In a plot confection (admirable in its shamelessness) the residents of Ramsay Street decide, en masse, to sell up and move. At the same time, Mel and Toadie (Lucinda Cowden and Ryan Moloney) are tying the knot (in a convenient wedding-cum-street-party), and, in the final strand of this valedictory triumvirate, Harold Bishop (played by Ian Smith, a man who must be resigned to being called “Harold Bishop” by strangers every day for the rest of his life) is still scribbling away, updating his History of Ramsay Street book (“the last of the custodians” who started the work). As with shows like Friends and M*A*S*H, the Neighbours finale is offered a longer running time in order to wrap things up, a creative decision that only prolongs the agony.

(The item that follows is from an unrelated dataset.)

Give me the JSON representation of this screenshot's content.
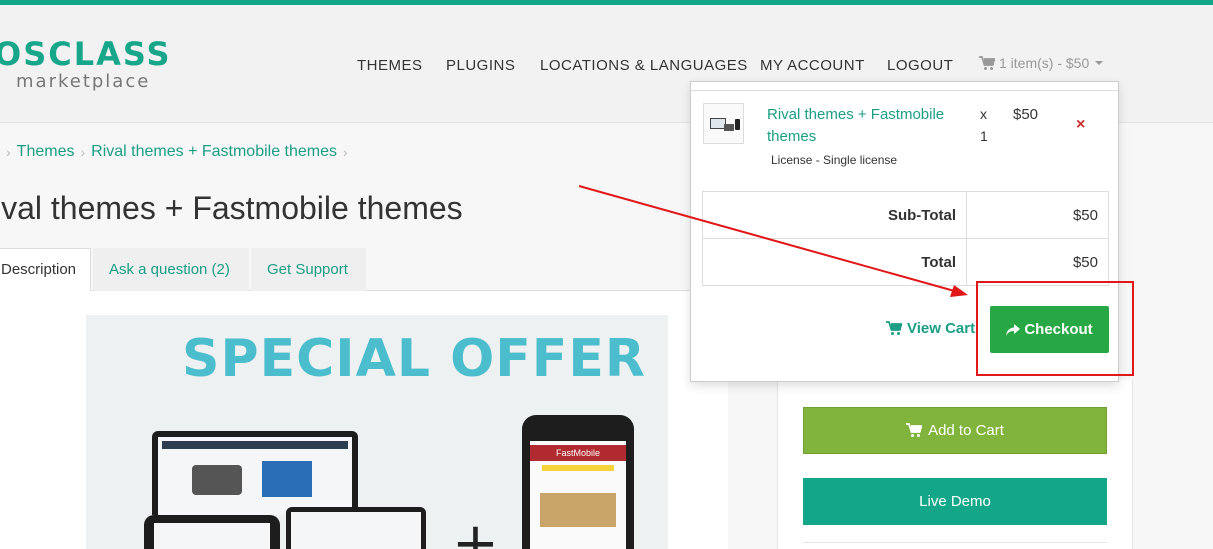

But the main thrust of the plot revolves around the return of an old face. Guy Pearce is back as Mike Young, a role he played for a few years in the 1980s before going off to Hollywood. He conducts a memory-fuelled tour of Erinsborough with his daughter, while relentlessly hitting on his ex, Plain Jane Superbrain (Annie Jones). Pearce’s return offers a reminder of what an effective talent incubator Neighbours has been over the years, but also throws an unwelcome light on all those Aussie actors who didn’t manage to break out of Ramsay Street. This is a finale that renders the contrast between the series’ bumbling soap actors and its A-list escapees in deep chiaroscuro: Beth (Natalie Imbruglia), Flick (Holly Valance), Charlene (Kylie Minogue) and Scott (Jason Donovan) are all wheeled on for fleeting reminders that Neighbours has been as much a talent agency as a TV show. “My years living on Ramsay Street were some of the best of my life,” says Donna (Margot Robbie), and it’s clear the actress is talking about her own formative years, before she went on to Oscar nominations and global superstardom.
The problem with this cameo-centric approach (which also implements a clip show to ramp up the nostalgia factor) is that it forgets the thing that makes soap operas so captivating: the plot. Instead, this finale has an almost meta quality. “Everyone deserves a place in the history of Ramsay Street, even those who watched us from afar,” says Susan Kennedy (Jackie Woodburne) in her closing monologue, appearing to acknowledge that the show’s primary audience was in the UK. Only the most devoted viewers, who’ve stayed monogamous to the show for decades, will have tears in their eyes as the camera pans up and away from that famous suburban dead end.
It is a trite observation to say that Neighbours is not The Sopranos. The writing, the acting, the production quality, the sensibility – these are all out of a totally different school. But people tuning in for these final episodes, possibly after many years – I myself haven’t watched it since my very adolescent-boy interest in the career of Holly Valance – will undoubtedly find the production so cheap and flimsy that it’s hardly a surprise it’s fallen apart. Everybody might need good Neighbours, but that’s not what we’ve been given.